◆ The task ◆
Which lines in the material below contain the word "JSON"? Copy each of them.
————————
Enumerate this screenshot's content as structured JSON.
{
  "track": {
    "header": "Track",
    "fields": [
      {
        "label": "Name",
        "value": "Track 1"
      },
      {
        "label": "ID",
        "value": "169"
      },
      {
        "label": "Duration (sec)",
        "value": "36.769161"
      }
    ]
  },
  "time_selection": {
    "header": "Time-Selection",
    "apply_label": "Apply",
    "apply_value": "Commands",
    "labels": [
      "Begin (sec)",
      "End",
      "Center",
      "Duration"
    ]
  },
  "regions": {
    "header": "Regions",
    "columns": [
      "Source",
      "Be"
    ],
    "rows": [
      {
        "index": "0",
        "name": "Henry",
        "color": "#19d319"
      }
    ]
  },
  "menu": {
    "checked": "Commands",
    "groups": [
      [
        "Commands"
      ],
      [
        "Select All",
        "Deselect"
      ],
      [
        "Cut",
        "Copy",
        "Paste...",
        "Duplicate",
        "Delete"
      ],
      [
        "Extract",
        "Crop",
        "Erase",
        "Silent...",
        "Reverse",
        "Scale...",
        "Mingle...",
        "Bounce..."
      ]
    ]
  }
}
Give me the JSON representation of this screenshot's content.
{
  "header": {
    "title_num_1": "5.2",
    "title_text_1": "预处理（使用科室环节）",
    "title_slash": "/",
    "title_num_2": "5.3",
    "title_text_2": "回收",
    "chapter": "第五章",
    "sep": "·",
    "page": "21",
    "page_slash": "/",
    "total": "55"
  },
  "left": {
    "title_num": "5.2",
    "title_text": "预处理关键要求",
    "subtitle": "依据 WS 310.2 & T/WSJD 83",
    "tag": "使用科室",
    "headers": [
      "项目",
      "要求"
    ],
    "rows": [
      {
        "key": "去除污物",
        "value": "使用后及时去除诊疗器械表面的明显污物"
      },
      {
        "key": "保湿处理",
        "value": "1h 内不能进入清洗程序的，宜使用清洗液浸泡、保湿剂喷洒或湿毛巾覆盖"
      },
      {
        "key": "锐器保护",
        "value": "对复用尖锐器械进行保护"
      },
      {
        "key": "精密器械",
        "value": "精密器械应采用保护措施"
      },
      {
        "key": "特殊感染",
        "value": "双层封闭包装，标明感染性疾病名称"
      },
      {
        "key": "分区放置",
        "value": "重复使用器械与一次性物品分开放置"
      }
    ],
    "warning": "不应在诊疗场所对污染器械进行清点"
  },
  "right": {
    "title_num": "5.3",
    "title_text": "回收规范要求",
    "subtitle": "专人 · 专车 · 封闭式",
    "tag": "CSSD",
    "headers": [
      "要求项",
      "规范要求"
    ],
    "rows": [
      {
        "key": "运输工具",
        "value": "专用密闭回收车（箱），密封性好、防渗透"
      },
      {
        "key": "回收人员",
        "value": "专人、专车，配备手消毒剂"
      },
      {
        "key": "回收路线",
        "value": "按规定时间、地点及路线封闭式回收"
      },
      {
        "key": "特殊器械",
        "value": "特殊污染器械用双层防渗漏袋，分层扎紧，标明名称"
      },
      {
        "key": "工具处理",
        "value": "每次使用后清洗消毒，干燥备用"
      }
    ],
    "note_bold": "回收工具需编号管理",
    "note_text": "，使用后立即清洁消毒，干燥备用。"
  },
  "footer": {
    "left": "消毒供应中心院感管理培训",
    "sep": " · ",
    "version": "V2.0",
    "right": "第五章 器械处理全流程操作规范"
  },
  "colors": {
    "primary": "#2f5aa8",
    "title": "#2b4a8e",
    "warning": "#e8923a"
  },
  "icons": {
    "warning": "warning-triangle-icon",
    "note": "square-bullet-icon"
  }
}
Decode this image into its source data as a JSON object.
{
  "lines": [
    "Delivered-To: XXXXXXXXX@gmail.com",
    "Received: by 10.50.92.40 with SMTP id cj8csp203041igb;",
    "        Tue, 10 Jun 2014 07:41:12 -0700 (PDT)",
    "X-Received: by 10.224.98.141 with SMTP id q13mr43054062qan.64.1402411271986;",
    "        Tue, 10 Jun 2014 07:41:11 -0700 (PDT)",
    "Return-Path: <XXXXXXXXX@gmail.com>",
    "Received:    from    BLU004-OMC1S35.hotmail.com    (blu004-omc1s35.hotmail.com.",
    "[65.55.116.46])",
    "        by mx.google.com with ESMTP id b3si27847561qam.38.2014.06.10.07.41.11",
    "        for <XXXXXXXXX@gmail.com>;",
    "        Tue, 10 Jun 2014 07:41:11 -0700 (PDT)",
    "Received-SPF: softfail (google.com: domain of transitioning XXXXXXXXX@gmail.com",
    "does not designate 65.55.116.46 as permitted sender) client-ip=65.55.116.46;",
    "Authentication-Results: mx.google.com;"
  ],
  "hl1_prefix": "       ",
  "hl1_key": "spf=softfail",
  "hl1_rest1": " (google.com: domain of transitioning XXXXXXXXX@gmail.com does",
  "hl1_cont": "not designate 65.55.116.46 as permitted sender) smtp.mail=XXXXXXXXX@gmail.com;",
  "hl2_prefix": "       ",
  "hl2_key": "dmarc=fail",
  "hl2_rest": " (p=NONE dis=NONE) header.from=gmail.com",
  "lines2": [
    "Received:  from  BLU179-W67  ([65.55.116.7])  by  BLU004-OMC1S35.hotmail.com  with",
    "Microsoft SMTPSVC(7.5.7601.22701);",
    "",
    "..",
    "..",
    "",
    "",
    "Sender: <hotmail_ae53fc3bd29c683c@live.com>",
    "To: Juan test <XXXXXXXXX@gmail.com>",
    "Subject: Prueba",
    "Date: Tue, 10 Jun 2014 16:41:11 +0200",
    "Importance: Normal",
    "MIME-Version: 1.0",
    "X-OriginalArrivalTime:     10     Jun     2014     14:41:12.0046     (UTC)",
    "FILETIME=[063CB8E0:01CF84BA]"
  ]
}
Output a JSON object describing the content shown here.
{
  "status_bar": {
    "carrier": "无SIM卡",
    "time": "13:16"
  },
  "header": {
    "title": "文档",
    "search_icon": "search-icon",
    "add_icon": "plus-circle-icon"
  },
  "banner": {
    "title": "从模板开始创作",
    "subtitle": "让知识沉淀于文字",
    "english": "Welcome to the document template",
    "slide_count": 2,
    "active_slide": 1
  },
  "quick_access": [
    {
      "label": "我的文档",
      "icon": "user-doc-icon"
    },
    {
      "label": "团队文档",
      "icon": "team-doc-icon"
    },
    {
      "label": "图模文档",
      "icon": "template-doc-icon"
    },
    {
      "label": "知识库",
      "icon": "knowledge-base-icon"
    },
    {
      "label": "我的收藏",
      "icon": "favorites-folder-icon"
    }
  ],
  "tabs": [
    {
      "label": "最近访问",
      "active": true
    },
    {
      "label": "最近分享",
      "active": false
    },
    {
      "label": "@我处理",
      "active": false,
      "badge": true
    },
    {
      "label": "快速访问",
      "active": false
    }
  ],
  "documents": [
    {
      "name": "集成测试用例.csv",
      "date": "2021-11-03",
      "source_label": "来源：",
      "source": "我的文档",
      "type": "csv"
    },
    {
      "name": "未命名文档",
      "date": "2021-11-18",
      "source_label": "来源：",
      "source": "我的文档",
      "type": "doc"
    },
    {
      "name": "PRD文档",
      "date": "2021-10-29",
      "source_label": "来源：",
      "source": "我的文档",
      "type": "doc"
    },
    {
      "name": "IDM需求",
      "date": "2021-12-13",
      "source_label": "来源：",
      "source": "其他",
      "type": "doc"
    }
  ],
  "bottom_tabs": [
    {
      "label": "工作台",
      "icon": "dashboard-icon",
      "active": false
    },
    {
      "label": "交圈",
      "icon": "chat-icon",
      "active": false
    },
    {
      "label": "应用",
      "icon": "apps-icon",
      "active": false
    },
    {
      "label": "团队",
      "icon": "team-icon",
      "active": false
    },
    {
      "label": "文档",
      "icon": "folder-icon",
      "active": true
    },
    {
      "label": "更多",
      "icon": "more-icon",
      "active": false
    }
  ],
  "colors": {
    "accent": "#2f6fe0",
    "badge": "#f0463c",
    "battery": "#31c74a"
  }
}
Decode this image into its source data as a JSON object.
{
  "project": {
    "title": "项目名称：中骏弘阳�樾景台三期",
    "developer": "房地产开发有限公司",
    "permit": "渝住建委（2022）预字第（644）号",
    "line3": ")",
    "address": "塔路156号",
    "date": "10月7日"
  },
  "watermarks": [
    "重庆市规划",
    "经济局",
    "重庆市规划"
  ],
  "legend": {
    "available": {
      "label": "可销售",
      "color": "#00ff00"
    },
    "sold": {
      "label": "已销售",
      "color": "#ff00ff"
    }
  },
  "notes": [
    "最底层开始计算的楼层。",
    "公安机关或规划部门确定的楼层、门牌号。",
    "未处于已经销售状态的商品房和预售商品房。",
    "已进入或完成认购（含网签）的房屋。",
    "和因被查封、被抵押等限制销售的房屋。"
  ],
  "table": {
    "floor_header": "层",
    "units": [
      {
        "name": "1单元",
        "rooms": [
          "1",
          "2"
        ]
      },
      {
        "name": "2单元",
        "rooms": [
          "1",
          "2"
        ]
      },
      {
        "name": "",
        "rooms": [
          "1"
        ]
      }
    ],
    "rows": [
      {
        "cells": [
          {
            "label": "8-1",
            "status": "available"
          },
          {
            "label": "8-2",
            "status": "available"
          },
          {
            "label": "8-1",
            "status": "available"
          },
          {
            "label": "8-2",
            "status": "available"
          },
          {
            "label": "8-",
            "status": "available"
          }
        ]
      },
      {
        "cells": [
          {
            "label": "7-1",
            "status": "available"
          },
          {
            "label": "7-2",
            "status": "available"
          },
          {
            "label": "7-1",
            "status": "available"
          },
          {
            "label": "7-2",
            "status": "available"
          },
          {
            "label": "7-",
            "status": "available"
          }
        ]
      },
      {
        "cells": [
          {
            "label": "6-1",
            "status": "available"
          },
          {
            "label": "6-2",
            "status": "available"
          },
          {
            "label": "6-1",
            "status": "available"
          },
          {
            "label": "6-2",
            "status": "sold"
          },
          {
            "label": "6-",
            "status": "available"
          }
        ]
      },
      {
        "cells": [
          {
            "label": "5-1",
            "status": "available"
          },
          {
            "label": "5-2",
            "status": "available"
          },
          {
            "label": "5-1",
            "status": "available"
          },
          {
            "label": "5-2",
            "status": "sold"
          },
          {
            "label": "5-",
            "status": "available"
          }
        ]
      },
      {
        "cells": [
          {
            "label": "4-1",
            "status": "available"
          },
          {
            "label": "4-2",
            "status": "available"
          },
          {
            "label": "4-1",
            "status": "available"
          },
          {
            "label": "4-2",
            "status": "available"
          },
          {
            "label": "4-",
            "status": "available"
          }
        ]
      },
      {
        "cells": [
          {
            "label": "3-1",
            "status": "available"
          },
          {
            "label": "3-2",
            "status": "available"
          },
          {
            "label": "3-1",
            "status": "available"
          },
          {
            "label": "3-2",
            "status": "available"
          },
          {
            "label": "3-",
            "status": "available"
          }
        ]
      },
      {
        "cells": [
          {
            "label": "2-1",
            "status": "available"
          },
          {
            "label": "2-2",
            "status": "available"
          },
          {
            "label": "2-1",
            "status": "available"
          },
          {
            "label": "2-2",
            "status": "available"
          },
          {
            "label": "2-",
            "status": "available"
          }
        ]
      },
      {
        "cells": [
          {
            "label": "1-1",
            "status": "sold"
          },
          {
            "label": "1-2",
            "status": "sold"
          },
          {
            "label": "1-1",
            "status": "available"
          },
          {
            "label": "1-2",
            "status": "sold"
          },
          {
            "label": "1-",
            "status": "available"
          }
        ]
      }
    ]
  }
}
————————
◆ Output ◆
Enumerate this screenshot's content as structured JSON.
Give me the JSON representation of this screenshot's content.
Decode this image into its source data as a JSON object.
Output a JSON object describing the content shown here.
Decode this image into its source data as a JSON object.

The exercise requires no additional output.